>>

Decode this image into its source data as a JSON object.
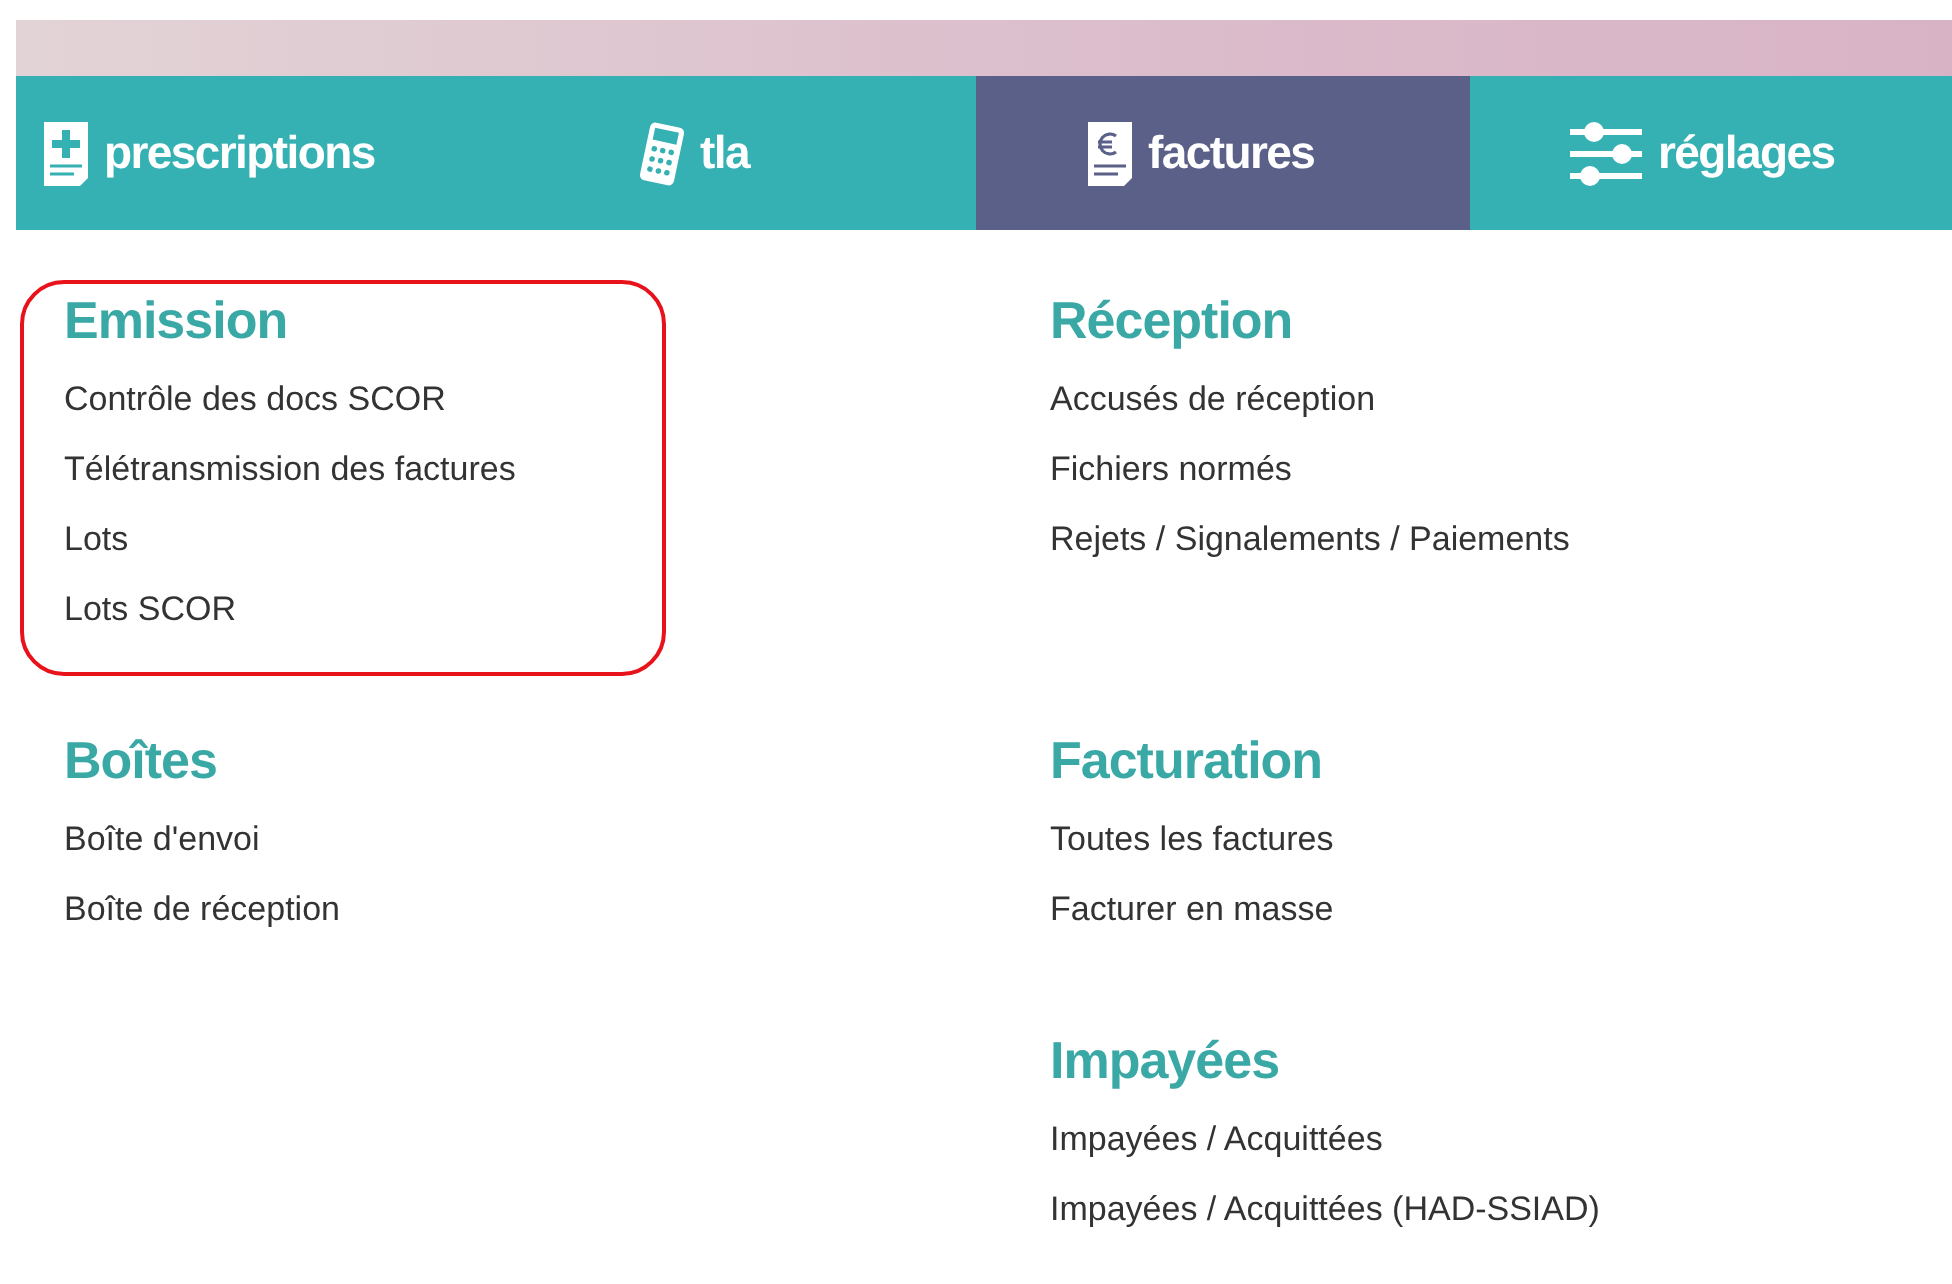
{
  "tabs": [
    {
      "label": "prescriptions",
      "kind": "prescription",
      "selected": false
    },
    {
      "label": "tla",
      "kind": "calculator",
      "selected": false
    },
    {
      "label": "factures",
      "kind": "invoice",
      "selected": true
    },
    {
      "label": "réglages",
      "kind": "sliders",
      "selected": false
    }
  ],
  "section_rows": [
    {
      "left": {
        "title": "Emission",
        "highlighted": true,
        "items": [
          "Contrôle des docs SCOR",
          "Télétransmission des factures",
          "Lots",
          "Lots SCOR"
        ]
      },
      "right": {
        "title": "Réception",
        "highlighted": false,
        "items": [
          "Accusés de réception",
          "Fichiers normés",
          "Rejets / Signalements / Paiements"
        ]
      }
    },
    {
      "left": {
        "title": "Boîtes",
        "highlighted": false,
        "items": [
          "Boîte d'envoi",
          "Boîte de réception"
        ]
      },
      "right": {
        "title": "Facturation",
        "highlighted": false,
        "items": [
          "Toutes les factures",
          "Facturer en masse"
        ]
      }
    },
    {
      "right": {
        "title": "Impayées",
        "highlighted": false,
        "items": [
          "Impayées / Acquittées",
          "Impayées / Acquittées (HAD-SSIAD)"
        ]
      }
    }
  ]
}
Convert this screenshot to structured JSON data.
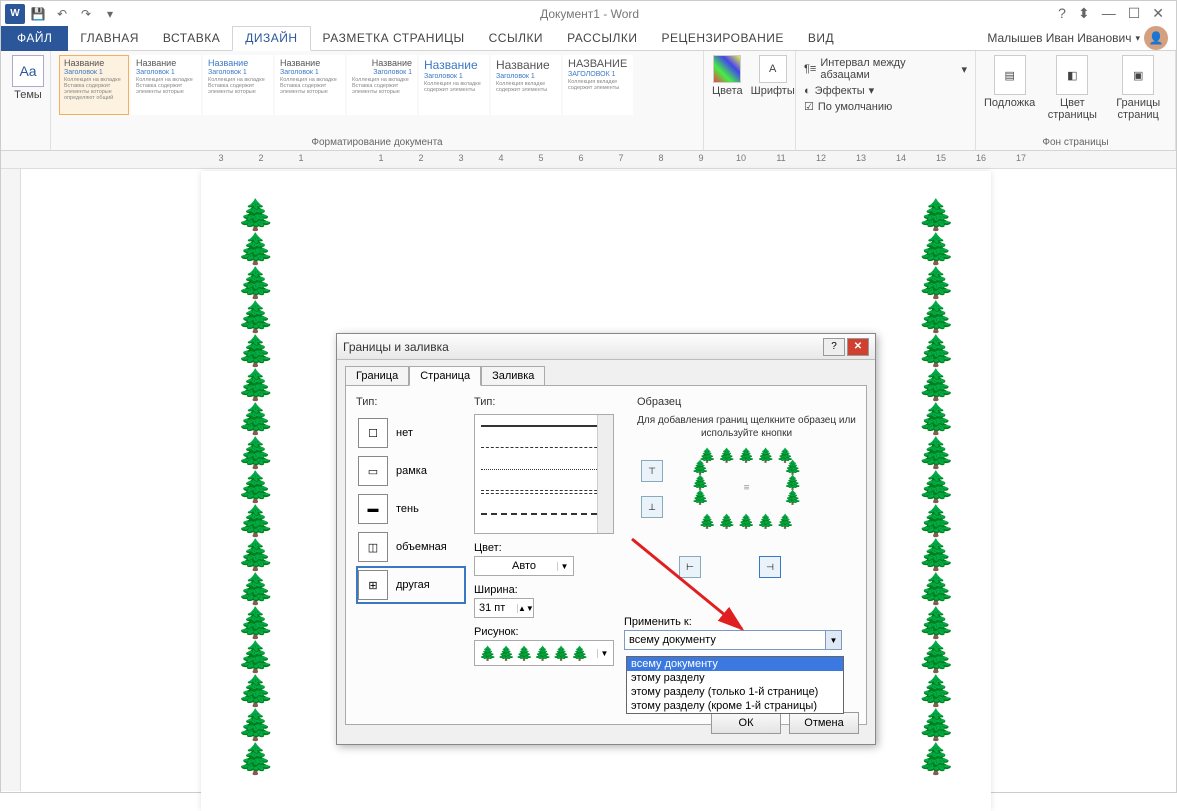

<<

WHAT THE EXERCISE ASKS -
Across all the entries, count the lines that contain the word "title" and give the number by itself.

WRITTEN SOLUTION -
5